Environment Waikato’s Regional Land Transport Committee has recommended supporting improvements to the state highway between the Waikato and Taranaki.

The Committee has received a submission from the State Highway 3 Working Party urging it to support three key passing lane projects, and make a submission to Transit New Zealand to include the projects in the National State Highway programme. A delegation from the Working Party made a presentation to this month’s Land Transport Committee.

The Working Party includes representatives of New Plymouth and Waitomo District Councils, Western Central Road Transport Association, Environment Waikato, Taranaki Regional Council, Transit New Zealand and Transfield.

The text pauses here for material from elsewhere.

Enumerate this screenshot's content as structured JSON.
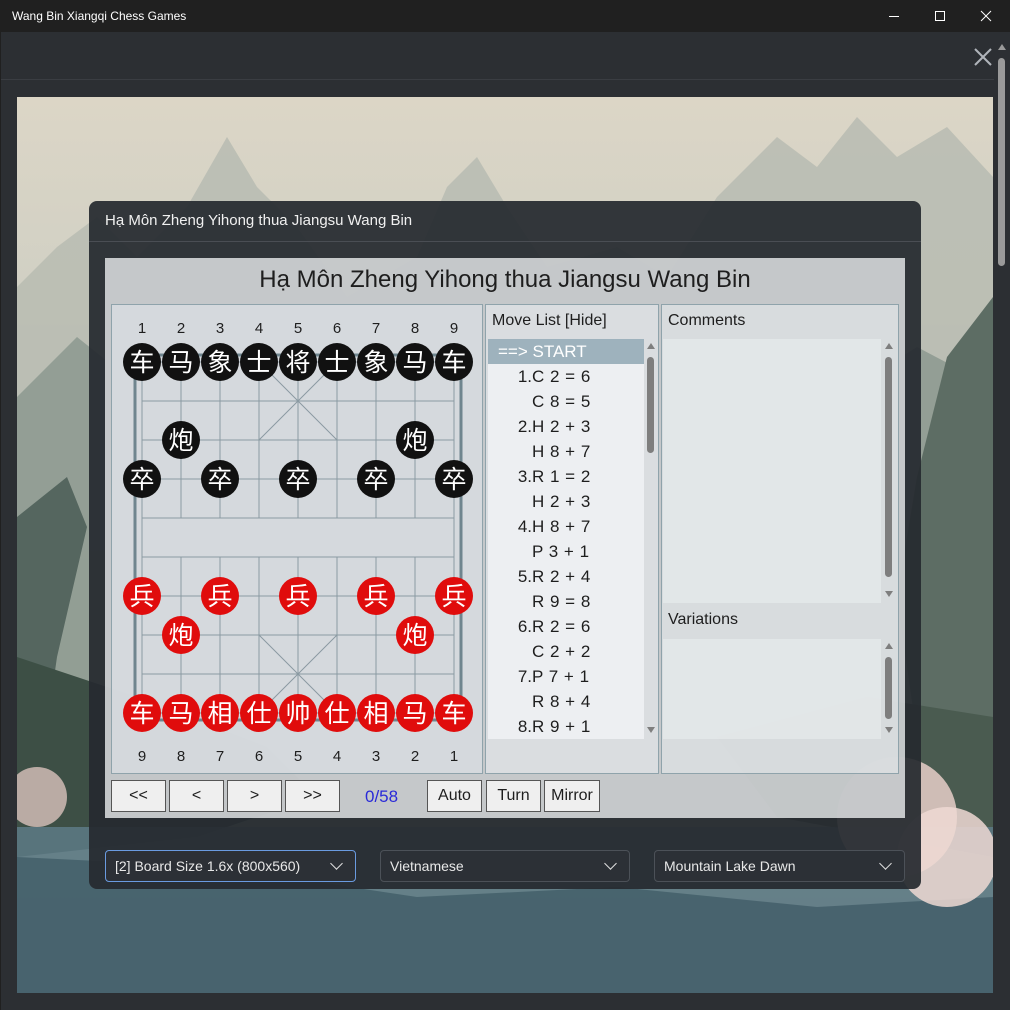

The northern section of the highway has been of increasing concern to the Taranaki community and road users. Heavy rain, floods and storms have frequently closed the road or restricted operation. It was closed for a week in 1997 after a washout, with more traffic restrictions while work was done to mend the road.

A collapse at Stockman’s Hill in winter 1998 closed the road to one lane and a detour, and the site was not improved until the following summer. Frequent heavy vehicle crashes have led to delays and reduced access and increased public complaints have called for action to improve the standard and reliability of the route.

A Taranaki Regional Council investigation showed there was a case for greater priority to be given to the works based on its national strategic value, estimated at $40 million a year. The road is the principal arterial route north and south for Taranaki and the only major road link for the northern half of the North Island.

It is vital for industry and access to northern markets and export outlets, a key energy and raw dairy product transport route and important for tourism.

Passing opportunities are severely limited, with a 94km length with no south bound passing lanes and 38km with no north bound passing lanes. This makes the road unsafe, because driver impatience and difficult terrain increases the potential for crashes, the delegation said.

Undertaking the passing lane projects would improve the perception of the road as susceptible to closure from slips or crashes, especially from heavy transport and that its tortuous nature cuts the Taranaki Region off from the rest of the North Island.
The cost of the projects is estimated at around $500,000 - $600,000.